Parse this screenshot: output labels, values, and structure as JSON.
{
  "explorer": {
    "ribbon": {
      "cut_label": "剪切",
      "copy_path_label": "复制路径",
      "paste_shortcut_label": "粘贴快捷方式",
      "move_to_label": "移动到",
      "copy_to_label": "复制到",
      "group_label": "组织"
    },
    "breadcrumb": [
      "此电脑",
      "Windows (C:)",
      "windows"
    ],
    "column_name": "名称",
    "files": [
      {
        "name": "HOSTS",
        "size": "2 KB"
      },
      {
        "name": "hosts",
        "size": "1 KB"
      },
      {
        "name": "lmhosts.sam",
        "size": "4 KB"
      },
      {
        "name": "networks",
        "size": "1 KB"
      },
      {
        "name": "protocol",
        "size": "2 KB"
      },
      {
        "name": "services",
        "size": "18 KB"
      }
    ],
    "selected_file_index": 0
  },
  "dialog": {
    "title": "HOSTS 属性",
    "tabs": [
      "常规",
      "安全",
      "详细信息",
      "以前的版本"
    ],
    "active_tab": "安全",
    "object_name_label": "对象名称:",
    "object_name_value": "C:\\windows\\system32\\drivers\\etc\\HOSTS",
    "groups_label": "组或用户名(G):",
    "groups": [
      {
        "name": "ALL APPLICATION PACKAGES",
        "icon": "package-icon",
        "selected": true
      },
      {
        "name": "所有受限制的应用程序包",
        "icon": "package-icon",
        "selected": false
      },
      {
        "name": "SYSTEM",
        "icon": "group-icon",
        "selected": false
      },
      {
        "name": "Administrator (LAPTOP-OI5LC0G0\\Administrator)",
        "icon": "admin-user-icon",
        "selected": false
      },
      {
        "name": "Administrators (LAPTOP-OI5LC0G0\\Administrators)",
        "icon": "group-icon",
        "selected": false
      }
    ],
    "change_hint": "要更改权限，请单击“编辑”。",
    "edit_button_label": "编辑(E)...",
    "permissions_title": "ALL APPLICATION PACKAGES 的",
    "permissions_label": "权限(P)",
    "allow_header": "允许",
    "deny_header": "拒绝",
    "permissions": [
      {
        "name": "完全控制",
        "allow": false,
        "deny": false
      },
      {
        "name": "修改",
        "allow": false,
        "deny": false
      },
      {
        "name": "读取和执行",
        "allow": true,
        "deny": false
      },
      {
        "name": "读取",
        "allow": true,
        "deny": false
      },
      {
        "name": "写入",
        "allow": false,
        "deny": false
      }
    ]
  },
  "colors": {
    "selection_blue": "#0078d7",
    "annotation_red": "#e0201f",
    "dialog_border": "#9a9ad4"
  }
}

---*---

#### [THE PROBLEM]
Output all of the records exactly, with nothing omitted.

#### [EXERCISE SOLUTION]
Parse this screenshot: output labels, values, and structure as JSON.
{
  "explorer": {
    "ribbon": {
      "cut_label": "剪切",
      "copy_path_label": "复制路径",
      "paste_shortcut_label": "粘贴快捷方式",
      "move_to_label": "移动到",
      "copy_to_label": "复制到",
      "group_label": "组织"
    },
    "breadcrumb": [
      "此电脑",
      "Windows (C:)",
      "windows"
    ],
    "column_name": "名称",
    "files": [
      {
        "name": "HOSTS",
        "size": "2 KB"
      },
      {
        "name": "hosts",
        "size": "1 KB"
      },
      {
        "name": "lmhosts.sam",
        "size": "4 KB"
      },
      {
        "name": "networks",
        "size": "1 KB"
      },
      {
        "name": "protocol",
        "size": "2 KB"
      },
      {
        "name": "services",
        "size": "18 KB"
      }
    ],
    "selected_file_index": 0
  },
  "dialog": {
    "title": "HOSTS 属性",
    "tabs": [
      "常规",
      "安全",
      "详细信息",
      "以前的版本"
    ],
    "active_tab": "安全",
    "object_name_label": "对象名称:",
    "object_name_value": "C:\\windows\\system32\\drivers\\etc\\HOSTS",
    "groups_label": "组或用户名(G):",
    "groups": [
      {
        "name": "ALL APPLICATION PACKAGES",
        "icon": "package-icon",
        "selected": true
      },
      {
        "name": "所有受限制的应用程序包",
        "icon": "package-icon",
        "selected": false
      },
      {
        "name": "SYSTEM",
        "icon": "group-icon",
        "selected": false
      },
      {
        "name": "Administrator (LAPTOP-OI5LC0G0\\Administrator)",
        "icon": "admin-user-icon",
        "selected": false
      },
      {
        "name": "Administrators (LAPTOP-OI5LC0G0\\Administrators)",
        "icon": "group-icon",
        "selected": false
      }
    ],
    "change_hint": "要更改权限，请单击“编辑”。",
    "edit_button_label": "编辑(E)...",
    "permissions_title": "ALL APPLICATION PACKAGES 的",
    "permissions_label": "权限(P)",
    "allow_header": "允许",
    "deny_header": "拒绝",
    "permissions": [
      {
        "name": "完全控制",
        "allow": false,
        "deny": false
      },
      {
        "name": "修改",
        "allow": false,
        "deny": false
      },
      {
        "name": "读取和执行",
        "allow": true,
        "deny": false
      },
      {
        "name": "读取",
        "allow": true,
        "deny": false
      },
      {
        "name": "写入",
        "allow": false,
        "deny": false
      }
    ]
  },
  "colors": {
    "selection_blue": "#0078d7",
    "annotation_red": "#e0201f",
    "dialog_border": "#9a9ad4"
  }
}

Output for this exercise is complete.